_Exercise prompt_
Collect each line of the entries that holds the string "building".

(Materials provided)

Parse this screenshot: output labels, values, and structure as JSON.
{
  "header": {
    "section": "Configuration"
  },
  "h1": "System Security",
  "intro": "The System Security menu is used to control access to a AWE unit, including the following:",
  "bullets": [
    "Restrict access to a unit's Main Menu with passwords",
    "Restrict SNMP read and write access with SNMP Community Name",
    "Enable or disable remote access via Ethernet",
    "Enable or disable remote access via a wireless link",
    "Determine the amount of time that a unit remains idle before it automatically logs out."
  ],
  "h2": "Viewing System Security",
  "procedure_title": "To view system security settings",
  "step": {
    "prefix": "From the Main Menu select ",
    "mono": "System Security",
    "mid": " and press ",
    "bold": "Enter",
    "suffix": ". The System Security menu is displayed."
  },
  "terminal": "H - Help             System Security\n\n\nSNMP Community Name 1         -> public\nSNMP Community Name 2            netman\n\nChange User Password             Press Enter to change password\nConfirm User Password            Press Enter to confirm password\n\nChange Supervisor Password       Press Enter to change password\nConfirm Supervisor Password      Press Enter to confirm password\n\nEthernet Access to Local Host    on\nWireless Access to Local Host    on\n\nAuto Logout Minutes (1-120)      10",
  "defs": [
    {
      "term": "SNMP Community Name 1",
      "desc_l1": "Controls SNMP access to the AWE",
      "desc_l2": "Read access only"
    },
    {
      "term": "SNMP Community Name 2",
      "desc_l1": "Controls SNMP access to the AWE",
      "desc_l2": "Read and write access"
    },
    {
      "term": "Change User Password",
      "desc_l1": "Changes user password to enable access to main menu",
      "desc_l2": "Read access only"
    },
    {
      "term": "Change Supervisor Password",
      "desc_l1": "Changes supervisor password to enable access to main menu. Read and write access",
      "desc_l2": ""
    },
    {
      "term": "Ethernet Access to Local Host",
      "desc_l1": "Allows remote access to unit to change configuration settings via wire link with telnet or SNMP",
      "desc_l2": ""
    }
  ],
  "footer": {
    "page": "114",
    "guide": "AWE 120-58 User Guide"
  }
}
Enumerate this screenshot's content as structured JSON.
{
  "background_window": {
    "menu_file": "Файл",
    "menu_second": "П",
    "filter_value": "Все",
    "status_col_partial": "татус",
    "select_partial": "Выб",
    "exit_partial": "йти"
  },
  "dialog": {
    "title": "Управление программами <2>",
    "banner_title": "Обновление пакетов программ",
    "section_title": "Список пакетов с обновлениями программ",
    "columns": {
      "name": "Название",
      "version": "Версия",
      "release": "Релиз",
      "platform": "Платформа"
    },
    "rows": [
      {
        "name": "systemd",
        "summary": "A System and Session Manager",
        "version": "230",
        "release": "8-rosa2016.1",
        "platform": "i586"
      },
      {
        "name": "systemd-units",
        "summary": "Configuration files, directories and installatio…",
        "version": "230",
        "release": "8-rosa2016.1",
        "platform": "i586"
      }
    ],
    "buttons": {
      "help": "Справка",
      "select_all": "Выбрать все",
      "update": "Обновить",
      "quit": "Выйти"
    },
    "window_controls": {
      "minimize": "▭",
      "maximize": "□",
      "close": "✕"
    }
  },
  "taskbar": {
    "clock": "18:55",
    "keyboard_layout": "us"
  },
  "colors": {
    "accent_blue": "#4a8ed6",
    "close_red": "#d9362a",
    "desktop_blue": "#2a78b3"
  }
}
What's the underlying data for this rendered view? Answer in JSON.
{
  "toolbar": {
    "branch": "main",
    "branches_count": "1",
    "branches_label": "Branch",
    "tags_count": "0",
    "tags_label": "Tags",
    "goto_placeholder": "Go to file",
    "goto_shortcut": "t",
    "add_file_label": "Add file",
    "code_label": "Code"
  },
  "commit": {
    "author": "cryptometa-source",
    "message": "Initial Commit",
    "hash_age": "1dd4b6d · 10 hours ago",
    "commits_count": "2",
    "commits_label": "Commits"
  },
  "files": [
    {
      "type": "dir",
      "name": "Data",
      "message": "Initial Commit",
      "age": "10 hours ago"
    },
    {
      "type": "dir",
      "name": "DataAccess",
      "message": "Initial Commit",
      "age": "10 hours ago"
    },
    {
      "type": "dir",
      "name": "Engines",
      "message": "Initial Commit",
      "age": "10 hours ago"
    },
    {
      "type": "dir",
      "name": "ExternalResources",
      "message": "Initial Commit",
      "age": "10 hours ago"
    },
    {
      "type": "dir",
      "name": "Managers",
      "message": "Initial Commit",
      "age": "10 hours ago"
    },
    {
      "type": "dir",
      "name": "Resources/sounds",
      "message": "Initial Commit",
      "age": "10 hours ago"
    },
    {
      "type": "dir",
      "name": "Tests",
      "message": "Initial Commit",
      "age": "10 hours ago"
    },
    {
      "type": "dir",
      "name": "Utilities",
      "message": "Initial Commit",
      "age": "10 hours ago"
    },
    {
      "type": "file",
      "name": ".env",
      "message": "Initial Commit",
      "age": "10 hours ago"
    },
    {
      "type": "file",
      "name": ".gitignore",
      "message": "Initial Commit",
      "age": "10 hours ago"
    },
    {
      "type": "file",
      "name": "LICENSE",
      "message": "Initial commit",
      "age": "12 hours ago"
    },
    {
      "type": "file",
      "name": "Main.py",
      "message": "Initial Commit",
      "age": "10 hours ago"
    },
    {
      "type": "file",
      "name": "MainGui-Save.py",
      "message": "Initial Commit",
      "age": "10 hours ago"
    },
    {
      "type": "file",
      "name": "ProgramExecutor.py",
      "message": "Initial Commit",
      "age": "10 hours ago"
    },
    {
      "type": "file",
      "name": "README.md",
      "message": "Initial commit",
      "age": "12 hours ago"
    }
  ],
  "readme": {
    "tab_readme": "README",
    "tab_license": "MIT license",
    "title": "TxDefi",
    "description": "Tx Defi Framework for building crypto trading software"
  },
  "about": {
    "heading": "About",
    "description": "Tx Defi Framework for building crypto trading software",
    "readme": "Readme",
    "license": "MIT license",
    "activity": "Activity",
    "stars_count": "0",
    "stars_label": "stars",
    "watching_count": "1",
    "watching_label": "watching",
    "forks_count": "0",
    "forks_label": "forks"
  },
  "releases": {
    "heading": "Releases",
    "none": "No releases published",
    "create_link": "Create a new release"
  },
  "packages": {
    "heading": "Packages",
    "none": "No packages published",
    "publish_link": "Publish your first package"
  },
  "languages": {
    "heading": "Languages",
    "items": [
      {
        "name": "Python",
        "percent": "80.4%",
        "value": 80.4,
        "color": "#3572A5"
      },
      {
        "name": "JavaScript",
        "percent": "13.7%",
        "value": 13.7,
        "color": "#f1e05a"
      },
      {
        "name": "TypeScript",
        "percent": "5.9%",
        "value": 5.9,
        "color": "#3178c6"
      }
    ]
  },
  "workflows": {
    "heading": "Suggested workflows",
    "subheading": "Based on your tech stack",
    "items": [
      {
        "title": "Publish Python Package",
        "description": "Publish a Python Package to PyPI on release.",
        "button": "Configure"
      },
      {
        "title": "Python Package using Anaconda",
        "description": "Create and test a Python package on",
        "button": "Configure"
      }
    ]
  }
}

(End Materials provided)

_Completed task_
    "description": "Tx Defi Framework for building crypto trading software"
    "description": "Tx Defi Framework for building crypto trading software",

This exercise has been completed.